Otherwise, roaming can be accessed through “hot spots”, which usually are not free. For example, through T-Mobile, access to a Hot Spot requires a paid-plan ($US39.99 for a month for unlimited roaming but which can be subject to daily additional charges depending on location, of up to $US6.99 per 24 hour day). One of the biggest mind shifts required is accepting telephone and SMS services have to be accessed separately from the internet – whereas, for an Australian home based customer, both mobile internet access and telephone / SMS services are highly integrated and we rarely think about them being separate services.
Switching my SIM card from Telstra to AT&T had an unexpected glitch. My bank sends a security code to my Australian mobile phone number to authorise any transaction to a new account, when it is done on the internet. In SLC, I used the notebook to book a hotel in Miami, using a friend’s internet. There was a sudden flurry of activity when the SIM card in the phone had to be switched back to Telstra, so I could receive the required security code and authorise the transaction.
Accessing email was a whole new story, since four or five email accounts come to my iPhone. I could RECEIVE bigpond.com email any time I had internet access through WiFi. With Telstra access for SENDING email from the iPhone not a viable option – Gmail.com (Google’s internet based email service) was essential.
Since I already had a Gmail account, it was a fairly simple step to set it up on my iPhone and I quickly found I could reply to my bigpond.com emails, using the SEND FROM Gmail.com account on the iPhone.
Accessing services like Twitter (without free WiFi) are fraught with cost danger but essential when your Bank sends a message that your Debit Card has been temporarily suspended because of an overseas transaction! A quick message on Twitter that asks them to send you a DM, to which you will (and do) respond with confirmation of the questionable purchase, is worth almost any cost as an SMS. Especially after their phone call at 12:45am (local time) to San Francisco dropped out after less than a minute!

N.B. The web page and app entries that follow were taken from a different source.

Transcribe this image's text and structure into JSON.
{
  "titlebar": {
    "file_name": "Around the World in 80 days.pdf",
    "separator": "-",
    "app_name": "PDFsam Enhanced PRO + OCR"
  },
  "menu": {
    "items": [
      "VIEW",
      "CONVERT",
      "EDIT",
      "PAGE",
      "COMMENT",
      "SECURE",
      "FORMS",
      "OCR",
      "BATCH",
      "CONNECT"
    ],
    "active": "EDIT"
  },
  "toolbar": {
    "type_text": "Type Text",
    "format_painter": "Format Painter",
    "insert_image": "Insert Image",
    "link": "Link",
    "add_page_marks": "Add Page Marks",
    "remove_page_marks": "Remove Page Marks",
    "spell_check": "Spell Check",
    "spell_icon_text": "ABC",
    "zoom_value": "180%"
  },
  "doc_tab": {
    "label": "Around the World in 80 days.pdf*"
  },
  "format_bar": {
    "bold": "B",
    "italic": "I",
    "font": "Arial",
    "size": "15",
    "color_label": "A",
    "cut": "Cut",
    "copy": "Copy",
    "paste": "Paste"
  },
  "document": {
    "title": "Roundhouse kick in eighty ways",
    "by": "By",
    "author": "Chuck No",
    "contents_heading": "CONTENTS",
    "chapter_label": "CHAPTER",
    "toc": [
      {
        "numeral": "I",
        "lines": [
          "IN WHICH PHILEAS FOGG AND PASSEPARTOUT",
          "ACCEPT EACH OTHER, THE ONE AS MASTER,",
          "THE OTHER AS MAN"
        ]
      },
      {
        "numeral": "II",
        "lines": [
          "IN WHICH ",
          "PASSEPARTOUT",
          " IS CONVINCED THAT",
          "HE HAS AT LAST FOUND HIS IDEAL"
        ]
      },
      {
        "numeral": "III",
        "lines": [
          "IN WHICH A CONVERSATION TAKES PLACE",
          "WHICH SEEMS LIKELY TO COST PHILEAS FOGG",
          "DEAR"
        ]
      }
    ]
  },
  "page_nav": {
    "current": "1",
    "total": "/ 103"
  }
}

Next month, we will update the installation on my iPhone of a phone service that gives virtually free calls to and from the USA and Canada from Australia, while being free within those countries, and how well it has worked.
Are you missing out on getting your business page “Liked” on Facebook?
Setting up your description of your own occupation on your Facebook profile needs to be done with care – because you may just be losing the opportunity to have friends easily find your business page and share it, by giving it a friendly like, when you are running your own business.
Setting up your current “occupation”
If you want your business page to be easily found on Facebook by anyone including friends, your current employer needs to be the NAME of your Facebook business page and what you do needs to be what you want people to understand about your business. Then, your employment has to be VISIBLE to everyone who looks at your profile on Facebook. This is where [Read more...]
Doing a bit of a scan of my systems for something on St Patrick’s day, I came across this from March 22, 1999. I thought it would be fun to put it up, thirteen years later.
St Patrick’s Day Hacker Nearly Put Me Out Of Business
On St Patrick’s day 1999, we were completely trashed by a hacker and then found out our backup tapes haven’t been working since the 5th Feb 1999 – so we had lost the records of the last 6 weeks work, in an office that was totally digital.
Basically someone put a ‘backdoor’ virus into our Linux operating system, to open on St Patrick’s Day – 17th March. We found out about 14 other sites had the same thing happen. We lost our logs, had our O/S chewed up and data trashed. Apparently, it has been resident on our ‘slave’ backup computer since installation as part of the original programme.
????? What!!! (Yes, it turned out later that our IT guy was installing from a master disc that had the bug in [Read more...]